Better late than never, the garlic was pulled up today - when the tops start to yellow and wilt, you know it's time. Have stored in the greenhouse (see pic above), drying so that the skins harden a touch - will plait them once done - maybe a week or two's time.
Saturday 2nd August 2014...
This year I grew not only cucumbers, but cornichon - the French little gerkins perfect for pates and rillettes. Four plants have done me proud, but they are starting to yellow - so clean up the leaves, remove any yellow or brown ones - and keep picking. They taste fantastic when pickled.
Sunday 3rd August 2014...
Cleaned up some of the plants that had gone to seed - keeping just a few plants to experiment with the flowers / seed pods. Sowed fresh new bed of quick-growing crops, including Radish (French Breakfast, Scarlet), Beetroot (Detroit, Choggia), Mizuna, Red Lettuce, Salad Mix, Spring Onion, Kale.
Tuesday 5th August 2014...
Successful (so far) sowing and growing of thai basil - it needs room to grow, so have potted on the four main plants that have shot up this season (see pic above).
Thursday 7th August 2014...

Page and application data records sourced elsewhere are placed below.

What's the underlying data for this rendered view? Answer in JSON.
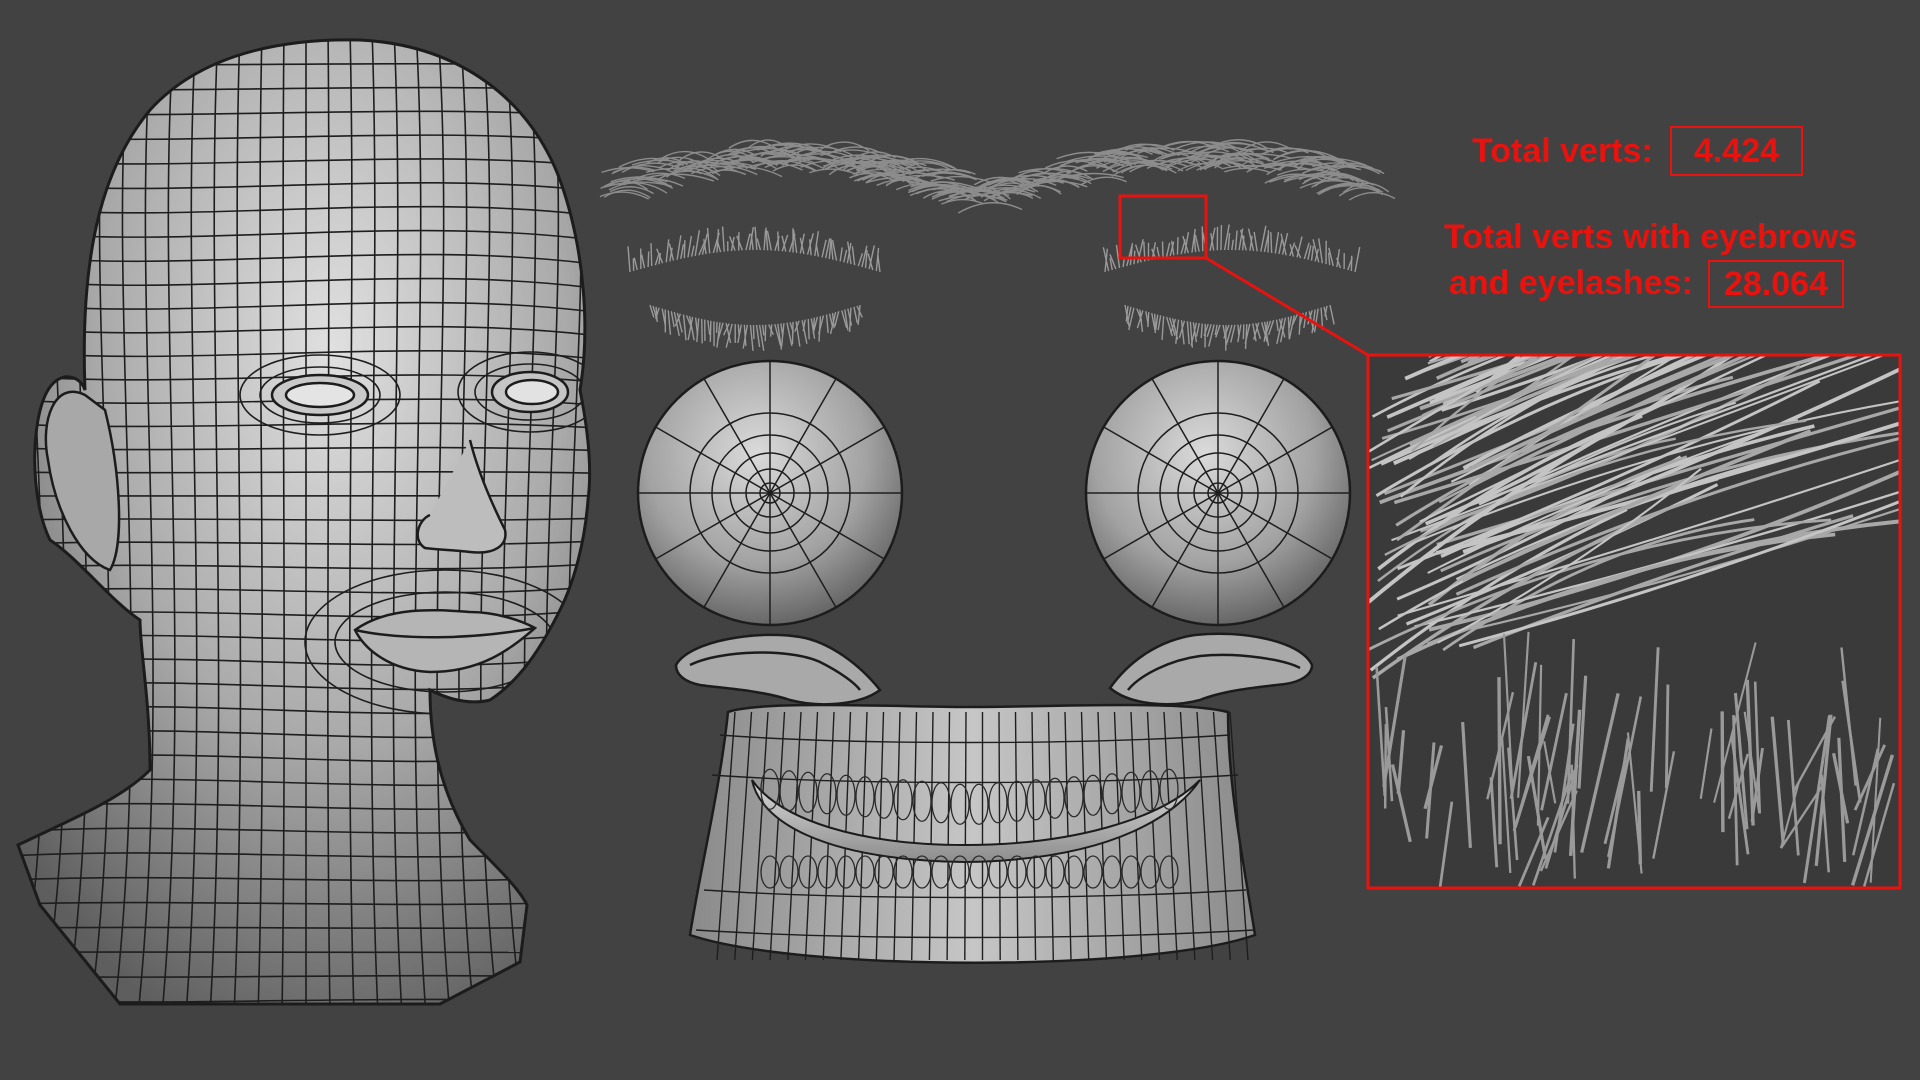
{
  "stats": {
    "total_verts_label": "Total verts:",
    "total_verts_value": "4.424",
    "total_verts_with_extras_label_line1": "Total verts with eyebrows",
    "total_verts_with_extras_label_line2": "and eyelashes:",
    "total_verts_with_extras_value": "28.064"
  },
  "colors": {
    "background": "#424242",
    "mesh_fill": "#b9b9b9",
    "wire": "#1c1c1c",
    "annotation_red": "#e8120e"
  },
  "parts": [
    "head-mesh",
    "eyebrows",
    "eyelashes",
    "eyeballs",
    "tear-lines",
    "teeth-gums",
    "zoom-inset"
  ]
}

Planted out Swedes into ex-potato plot - 8" apart, twenty two in total - should be ready near Christmas for lashing of mashed swede.
Wednesday 13th August 2014...
A few hours succession sowing - more Spinach, Spring Onions, Radish (x2), Salads (x3) and Beetroots (x2). Weeded around existing beetroots, which have been a success this year - first time ever, no bite marks from slugs/mice. Tidied up Comfrey (must make more liquid fertiliser) and pulled up bolted radish and lettuces. Dug up Curly Kale - white fly and caterpillars had got there first - a bad year for Kale this year.
Sunday 10th August 2014...
Spent an hour or so weeding - all by hand as I grow crops too close for a hoe - soil I bought from a Yeovil supplier was very poor, in that it was full of weed - but you can't de-weed anything until they have grown somewhat, as you need to know it is weed! Have tried to weed every night (when possible) to keep them down and spread the load. New beds are almost weed free now (the odd stinger still there).
Saturday 7th August 2014...
Planted out my Christmas potatoes! Worked a treat (in giant pots) last season, this time have planted some in the ground, some in pots. Can't remember where in the ground though (might be ex-sweetcorn plot)!? Ex-pots and courgette pots full too - using molehill soil to cover. Moles a real issue this year - need the mole catcher back.
READY TO HARVEST...
Cabbage (Red and Green)
Monday 4th August 2014...
Sweetcorn was a disaster this season. I think the main reason was plot position - I planted back left (too shady) when it should be out in the open, in the full glare of the sun. Some cobs were forming, but they should be full to bursting right now, just waiting for a bit more sun to make them bright yellow and full of flavour - so out they came. Such a shame as last season we had sixteen healthy plants with at least two cobs each.